** INSTRUCTIONS FOR THE TASK **
The full listing, exactly as written and with no images, is the expected output.

** TASK INPUTS **

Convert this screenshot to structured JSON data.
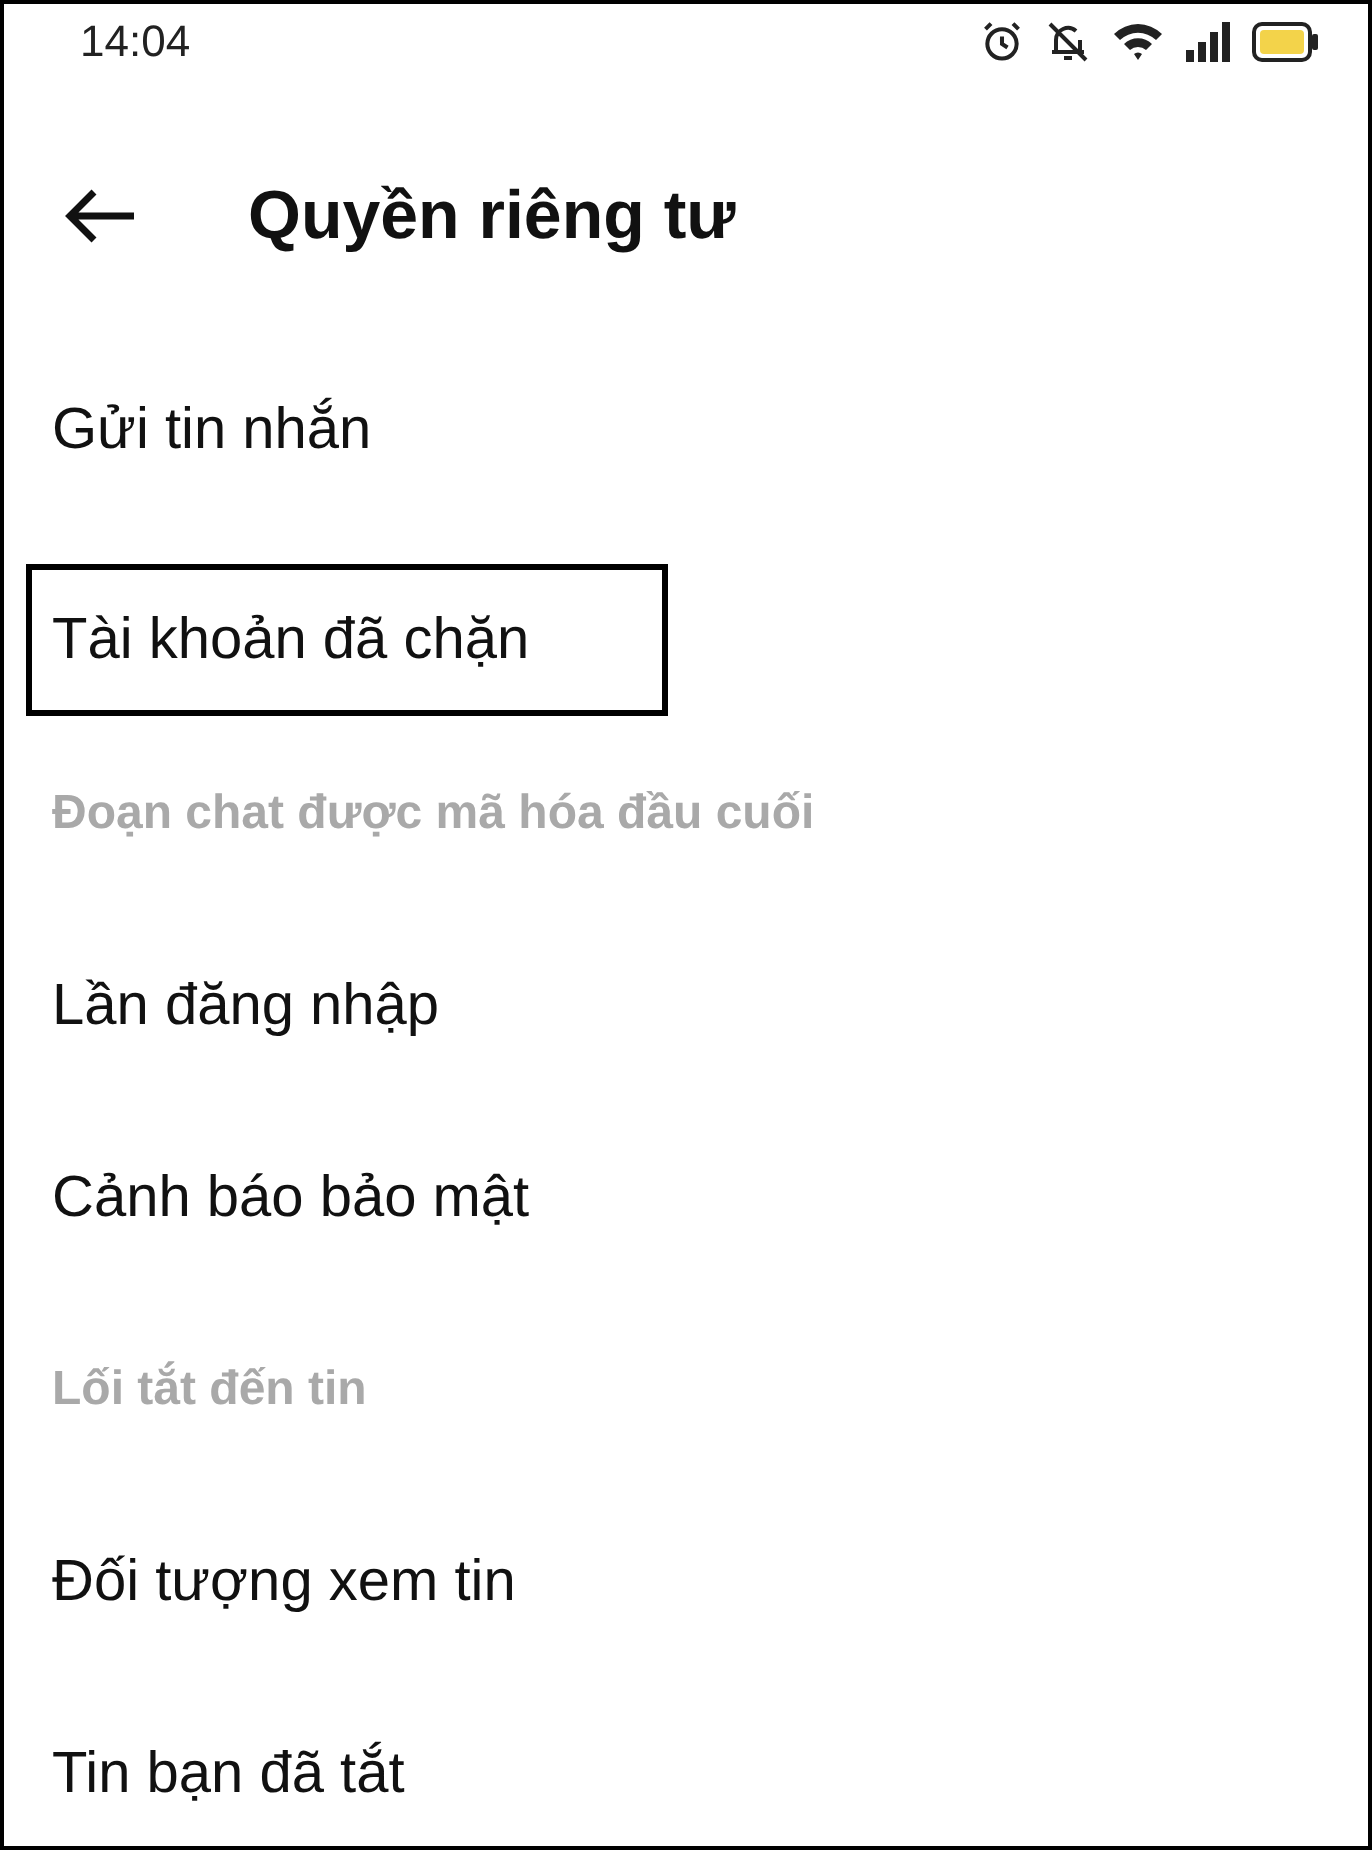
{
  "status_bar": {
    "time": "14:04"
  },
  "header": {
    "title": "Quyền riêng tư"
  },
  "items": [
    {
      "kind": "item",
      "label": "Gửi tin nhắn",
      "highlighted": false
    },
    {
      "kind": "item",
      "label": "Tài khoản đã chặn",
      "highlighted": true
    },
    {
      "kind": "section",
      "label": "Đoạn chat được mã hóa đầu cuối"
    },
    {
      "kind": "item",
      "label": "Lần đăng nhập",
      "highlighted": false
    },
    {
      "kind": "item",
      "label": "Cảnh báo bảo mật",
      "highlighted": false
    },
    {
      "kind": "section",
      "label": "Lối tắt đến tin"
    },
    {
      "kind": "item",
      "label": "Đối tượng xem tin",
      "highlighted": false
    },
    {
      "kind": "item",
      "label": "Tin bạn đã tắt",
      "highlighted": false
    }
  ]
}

** FINAL ANSWER **
Convert this screenshot to structured JSON data.
{
  "status_bar": {
    "time": "14:04"
  },
  "header": {
    "title": "Quyền riêng tư"
  },
  "items": [
    {
      "kind": "item",
      "label": "Gửi tin nhắn",
      "highlighted": false
    },
    {
      "kind": "item",
      "label": "Tài khoản đã chặn",
      "highlighted": true
    },
    {
      "kind": "section",
      "label": "Đoạn chat được mã hóa đầu cuối"
    },
    {
      "kind": "item",
      "label": "Lần đăng nhập",
      "highlighted": false
    },
    {
      "kind": "item",
      "label": "Cảnh báo bảo mật",
      "highlighted": false
    },
    {
      "kind": "section",
      "label": "Lối tắt đến tin"
    },
    {
      "kind": "item",
      "label": "Đối tượng xem tin",
      "highlighted": false
    },
    {
      "kind": "item",
      "label": "Tin bạn đã tắt",
      "highlighted": false
    }
  ]
}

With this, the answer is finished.